▶ About this exercise: Within the records, which lines hold the string "summary"? Report each one by copying it.
==================================================
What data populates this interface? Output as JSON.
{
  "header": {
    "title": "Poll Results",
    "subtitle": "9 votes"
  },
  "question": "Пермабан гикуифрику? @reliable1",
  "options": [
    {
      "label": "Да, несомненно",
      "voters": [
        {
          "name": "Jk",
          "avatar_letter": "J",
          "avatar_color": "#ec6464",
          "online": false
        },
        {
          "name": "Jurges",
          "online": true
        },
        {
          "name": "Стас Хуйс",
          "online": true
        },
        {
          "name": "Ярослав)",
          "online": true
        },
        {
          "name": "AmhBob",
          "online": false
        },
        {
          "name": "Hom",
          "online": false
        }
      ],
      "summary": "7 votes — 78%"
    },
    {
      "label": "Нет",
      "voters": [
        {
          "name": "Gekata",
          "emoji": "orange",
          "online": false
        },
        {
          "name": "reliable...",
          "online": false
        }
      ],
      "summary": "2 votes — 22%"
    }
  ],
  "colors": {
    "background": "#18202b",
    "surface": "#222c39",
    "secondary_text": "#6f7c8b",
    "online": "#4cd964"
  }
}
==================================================
▶ Completed exercise:
      "summary": "7 votes — 78%"
      "summary": "2 votes — 22%"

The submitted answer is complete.